FORUM: How does the Navy balance maintaining a ready force in an era of downsizing?

SWIFT: I think it’s a great question. It was brought up by several speakers in the IONS forums. Several have approached me and asked me about it. My response is, I’ve been in the Navy for over 35 years now, and it’s been the same all the way through. You’re never going to have enough resources as a Navy to cover down on all the challenges. The growth in maritime shipping. The emergence of piracy that occurred in 2006 when I was the deputy commander at NAVCENT [Naval Forces, U.S. Central Command]. We never anticipated that occurring, and it took awhile to come together and determine the best way forward. I think we’re in a place now because of those common efforts, where we have turned the corner on piracy and the destabilizing action that occurs. And look who it’s brought together to participate in that — Iran and China — two countries you wouldn’t think would come together in a collaborative way. They tend to work in a unilateral structure. We at least collaborate to deconflict our activities so we’re not patrolling in exactly the same areas. We look broadly across the region to find those areas where there’s tension and frictions, and how do we turn those areas of challenges into areas of opportunities?

We’ve got great capability to come together on counter-piracy, but as was mentioned before, it expands the effectiveness of the force if we can team with others. You’ve always got that balance. The challenge of how much do you spend on modernization, and how much do you spend on expanding the fleet. That continues to be a balancing act for any naval forces. I don’t think the period now is any different than it was five years ago or 10 years ago. I think the level of angst and the focus are the same as five years ago and 10 years from now. That’s not to diminish the challenge. The challenge is real. And I’m confident we’ll be able to work through it.

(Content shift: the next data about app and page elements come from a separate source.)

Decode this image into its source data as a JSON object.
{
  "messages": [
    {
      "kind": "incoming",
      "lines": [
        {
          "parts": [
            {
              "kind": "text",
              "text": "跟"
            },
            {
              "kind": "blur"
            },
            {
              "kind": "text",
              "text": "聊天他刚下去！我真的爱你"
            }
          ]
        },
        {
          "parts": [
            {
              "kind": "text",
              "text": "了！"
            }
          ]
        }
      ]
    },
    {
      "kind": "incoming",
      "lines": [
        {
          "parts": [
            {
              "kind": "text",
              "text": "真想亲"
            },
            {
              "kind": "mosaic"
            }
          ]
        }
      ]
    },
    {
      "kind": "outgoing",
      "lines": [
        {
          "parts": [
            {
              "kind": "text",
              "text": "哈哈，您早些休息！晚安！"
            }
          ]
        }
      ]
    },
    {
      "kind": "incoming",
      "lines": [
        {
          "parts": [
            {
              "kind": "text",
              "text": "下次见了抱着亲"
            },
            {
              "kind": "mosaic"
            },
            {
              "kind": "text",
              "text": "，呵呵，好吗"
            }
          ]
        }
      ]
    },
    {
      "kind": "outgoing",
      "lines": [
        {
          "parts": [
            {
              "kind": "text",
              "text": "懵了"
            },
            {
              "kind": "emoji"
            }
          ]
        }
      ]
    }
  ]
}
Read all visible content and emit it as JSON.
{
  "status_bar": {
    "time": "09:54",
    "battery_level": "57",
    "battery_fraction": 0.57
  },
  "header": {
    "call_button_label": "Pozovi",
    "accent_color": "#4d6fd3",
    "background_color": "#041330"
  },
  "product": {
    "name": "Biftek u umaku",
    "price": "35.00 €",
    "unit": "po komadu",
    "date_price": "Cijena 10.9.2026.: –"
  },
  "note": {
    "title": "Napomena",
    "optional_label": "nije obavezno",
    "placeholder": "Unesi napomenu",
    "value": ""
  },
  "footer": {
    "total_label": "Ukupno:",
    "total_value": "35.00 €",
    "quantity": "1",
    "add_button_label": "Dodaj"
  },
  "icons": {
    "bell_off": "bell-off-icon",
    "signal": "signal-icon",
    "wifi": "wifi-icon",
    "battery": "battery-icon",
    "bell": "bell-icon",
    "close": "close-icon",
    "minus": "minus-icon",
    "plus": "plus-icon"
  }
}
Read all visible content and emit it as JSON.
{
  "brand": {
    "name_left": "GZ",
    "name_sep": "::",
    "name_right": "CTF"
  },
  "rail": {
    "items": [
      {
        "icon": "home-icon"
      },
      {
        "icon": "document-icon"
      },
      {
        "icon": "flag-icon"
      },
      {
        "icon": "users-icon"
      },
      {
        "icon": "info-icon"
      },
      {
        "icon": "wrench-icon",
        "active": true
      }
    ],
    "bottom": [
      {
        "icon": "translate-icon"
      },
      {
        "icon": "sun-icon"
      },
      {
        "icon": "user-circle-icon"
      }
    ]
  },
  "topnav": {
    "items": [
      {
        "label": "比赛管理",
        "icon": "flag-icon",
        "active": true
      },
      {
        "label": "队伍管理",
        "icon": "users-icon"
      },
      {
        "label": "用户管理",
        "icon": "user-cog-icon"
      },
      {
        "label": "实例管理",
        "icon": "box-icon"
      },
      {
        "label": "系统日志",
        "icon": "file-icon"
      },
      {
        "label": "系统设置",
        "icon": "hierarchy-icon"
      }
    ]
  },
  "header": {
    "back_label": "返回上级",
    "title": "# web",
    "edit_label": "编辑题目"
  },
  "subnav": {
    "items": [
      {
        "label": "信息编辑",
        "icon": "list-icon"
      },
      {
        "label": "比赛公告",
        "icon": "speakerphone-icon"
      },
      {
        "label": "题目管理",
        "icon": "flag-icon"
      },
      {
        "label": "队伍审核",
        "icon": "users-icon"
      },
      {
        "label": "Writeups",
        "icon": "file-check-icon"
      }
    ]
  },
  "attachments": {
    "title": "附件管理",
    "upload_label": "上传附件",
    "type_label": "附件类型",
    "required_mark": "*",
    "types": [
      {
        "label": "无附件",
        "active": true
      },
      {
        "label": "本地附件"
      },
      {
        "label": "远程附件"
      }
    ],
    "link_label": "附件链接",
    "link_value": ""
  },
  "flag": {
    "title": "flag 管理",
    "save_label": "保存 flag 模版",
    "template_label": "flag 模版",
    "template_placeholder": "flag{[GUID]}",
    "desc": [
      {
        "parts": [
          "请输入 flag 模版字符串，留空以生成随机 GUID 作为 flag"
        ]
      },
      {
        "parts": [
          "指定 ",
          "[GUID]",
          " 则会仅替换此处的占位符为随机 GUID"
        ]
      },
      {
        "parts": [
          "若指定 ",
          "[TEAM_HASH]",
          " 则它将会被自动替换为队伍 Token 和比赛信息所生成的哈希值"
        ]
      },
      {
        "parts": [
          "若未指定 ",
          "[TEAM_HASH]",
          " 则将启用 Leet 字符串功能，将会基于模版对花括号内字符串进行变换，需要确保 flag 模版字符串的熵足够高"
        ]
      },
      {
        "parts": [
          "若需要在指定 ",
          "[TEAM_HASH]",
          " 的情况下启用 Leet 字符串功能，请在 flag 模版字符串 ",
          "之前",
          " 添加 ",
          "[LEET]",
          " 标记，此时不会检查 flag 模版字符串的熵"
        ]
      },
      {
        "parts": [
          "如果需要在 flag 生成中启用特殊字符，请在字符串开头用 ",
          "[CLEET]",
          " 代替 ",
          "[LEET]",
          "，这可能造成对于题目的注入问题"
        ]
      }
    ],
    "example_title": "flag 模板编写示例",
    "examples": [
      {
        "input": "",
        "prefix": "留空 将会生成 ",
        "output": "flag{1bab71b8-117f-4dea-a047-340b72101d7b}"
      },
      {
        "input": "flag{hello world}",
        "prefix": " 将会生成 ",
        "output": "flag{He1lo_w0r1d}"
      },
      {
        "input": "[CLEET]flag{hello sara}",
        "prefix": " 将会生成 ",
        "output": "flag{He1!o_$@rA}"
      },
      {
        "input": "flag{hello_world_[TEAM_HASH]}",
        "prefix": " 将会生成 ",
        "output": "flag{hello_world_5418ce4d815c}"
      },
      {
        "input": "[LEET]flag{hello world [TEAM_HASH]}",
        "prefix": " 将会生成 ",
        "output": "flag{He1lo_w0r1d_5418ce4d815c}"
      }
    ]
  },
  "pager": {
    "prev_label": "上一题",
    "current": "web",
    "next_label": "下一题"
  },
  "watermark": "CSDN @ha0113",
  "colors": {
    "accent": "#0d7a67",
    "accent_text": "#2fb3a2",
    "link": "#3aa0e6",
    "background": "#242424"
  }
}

FORUM: Talk about the U.S. role in security around the Arctic and Antarctic as the competition for resources in those regions increases.

SWIFT: The Navy has recognized there’s an important leadership role for the United States Navy to play in both the Antarctic and Arctic region. If you look at the challenges that we have with receding ice caps, they are certainly more accessible. The northern shipping lanes are open for much longer. Some assistance is required, but you can make the argument that they are really open year-round with the support of icebreakers to keep them open. The ice caps have receded and exposed continental shelf to exploitation. And that has increased an interest in Antarctica and the Arctic region. From that competition for resources comes much the same dialogue that you see in other areas such as the Indian Ocean and Mediterranean and elsewhere. How do you reconcile national interest in what is international space — new space — that before was covered by the ice floes? There’s a strong Coast Guard leadership role to play there. The United States Navy and United States Coast Guard are working together to focus on both the new opportunities that are presented there as well as the new challenges.  o